a tempo means to return to the previous tempo.
tempo primo means to return to the tempo as that marked at the beginning of work.
As you can see there are many road signs used in music by a composer just as there are speed limit signs on our streets and highways. Yes, this is a different language but the principal of using words or terms to regulate the speed at which music is played or in controlling the rate in which the music is performed are additional tools to use when composing music and to perform the music in accordance with their meaning.
In conclusion, although this post does not cover all possible speeds or speed variation symbols available to a composer it does provide an overview in such a way as to more clearly understand that there are a lot of differences between tempo and time signature. By lightly touching upon other methods of marking a score to convey the speed a composer wishes his/her music to be performed it broadens your capability to read and to more fully understand music notation.

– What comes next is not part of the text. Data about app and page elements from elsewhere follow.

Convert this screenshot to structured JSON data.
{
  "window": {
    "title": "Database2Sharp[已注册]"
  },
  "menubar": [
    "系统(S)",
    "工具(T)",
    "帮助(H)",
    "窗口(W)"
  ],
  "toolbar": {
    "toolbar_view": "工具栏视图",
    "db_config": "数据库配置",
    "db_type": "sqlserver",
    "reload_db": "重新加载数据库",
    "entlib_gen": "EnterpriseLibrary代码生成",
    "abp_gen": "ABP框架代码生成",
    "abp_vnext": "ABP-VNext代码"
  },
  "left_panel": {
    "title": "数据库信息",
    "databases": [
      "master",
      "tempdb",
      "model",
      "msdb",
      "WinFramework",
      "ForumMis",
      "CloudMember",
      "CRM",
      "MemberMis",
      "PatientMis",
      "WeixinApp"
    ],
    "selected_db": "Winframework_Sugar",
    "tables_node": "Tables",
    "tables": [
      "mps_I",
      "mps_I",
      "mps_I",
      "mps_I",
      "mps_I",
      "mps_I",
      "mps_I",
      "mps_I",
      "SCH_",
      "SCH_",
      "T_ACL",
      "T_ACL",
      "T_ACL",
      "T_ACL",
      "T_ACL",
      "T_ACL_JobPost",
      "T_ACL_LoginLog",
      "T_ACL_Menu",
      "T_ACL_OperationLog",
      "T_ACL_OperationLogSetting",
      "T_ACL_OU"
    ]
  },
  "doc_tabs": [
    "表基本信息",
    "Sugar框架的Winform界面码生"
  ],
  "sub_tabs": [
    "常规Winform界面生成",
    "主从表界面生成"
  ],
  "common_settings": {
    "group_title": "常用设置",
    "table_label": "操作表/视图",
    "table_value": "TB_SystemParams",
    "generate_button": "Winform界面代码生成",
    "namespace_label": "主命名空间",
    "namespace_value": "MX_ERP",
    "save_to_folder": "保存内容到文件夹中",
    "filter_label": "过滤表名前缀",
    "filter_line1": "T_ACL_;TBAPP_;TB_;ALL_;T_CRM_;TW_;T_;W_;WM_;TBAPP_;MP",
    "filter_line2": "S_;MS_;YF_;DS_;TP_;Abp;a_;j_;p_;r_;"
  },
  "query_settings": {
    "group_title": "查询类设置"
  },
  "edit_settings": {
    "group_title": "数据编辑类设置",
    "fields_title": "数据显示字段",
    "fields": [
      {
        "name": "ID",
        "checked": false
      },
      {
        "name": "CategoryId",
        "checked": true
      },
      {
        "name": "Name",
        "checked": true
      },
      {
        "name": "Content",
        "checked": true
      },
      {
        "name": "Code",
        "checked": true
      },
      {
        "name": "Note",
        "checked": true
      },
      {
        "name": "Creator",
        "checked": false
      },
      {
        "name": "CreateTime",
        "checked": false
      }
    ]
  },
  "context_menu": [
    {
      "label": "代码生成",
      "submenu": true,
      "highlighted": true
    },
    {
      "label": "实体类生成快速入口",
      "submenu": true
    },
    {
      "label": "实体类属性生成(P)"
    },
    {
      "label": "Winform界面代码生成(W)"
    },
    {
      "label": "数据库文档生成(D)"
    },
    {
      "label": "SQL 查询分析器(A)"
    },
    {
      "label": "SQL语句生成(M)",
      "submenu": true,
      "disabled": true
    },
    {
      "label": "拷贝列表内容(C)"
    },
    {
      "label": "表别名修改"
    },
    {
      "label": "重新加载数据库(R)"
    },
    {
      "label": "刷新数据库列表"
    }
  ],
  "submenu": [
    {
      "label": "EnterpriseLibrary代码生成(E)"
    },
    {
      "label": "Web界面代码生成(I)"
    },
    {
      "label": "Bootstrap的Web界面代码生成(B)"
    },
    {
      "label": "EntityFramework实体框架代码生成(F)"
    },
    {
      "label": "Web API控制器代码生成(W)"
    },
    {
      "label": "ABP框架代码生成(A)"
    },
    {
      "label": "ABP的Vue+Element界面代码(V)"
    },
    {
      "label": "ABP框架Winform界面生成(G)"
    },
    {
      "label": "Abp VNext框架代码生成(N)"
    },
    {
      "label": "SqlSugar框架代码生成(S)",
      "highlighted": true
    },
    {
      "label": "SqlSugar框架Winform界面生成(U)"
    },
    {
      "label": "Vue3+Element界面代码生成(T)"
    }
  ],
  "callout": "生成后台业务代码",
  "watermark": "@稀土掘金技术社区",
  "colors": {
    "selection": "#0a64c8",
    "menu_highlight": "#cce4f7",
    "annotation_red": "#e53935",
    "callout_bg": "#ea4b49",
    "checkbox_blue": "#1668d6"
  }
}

As shown above, a composer has many tools that can direct or designate the desired speed of a composition. Generally the performer and the conductor of musical work plays it at the designated rate intended, however, experienced instrumentalists may be permitted to perform the work with permission from the composer, in an interpretive manner, in which case the markings provide a basis or guideline for the performer and/or for a specific performance. By becoming familiar with the markings and the words used to convey the composers instructions you can easily learn to differentiate the speed of a passage, a phrase or a complete work with all of its variations of speed enhancing your understanding of the music as written.
Tempo – Speed in Music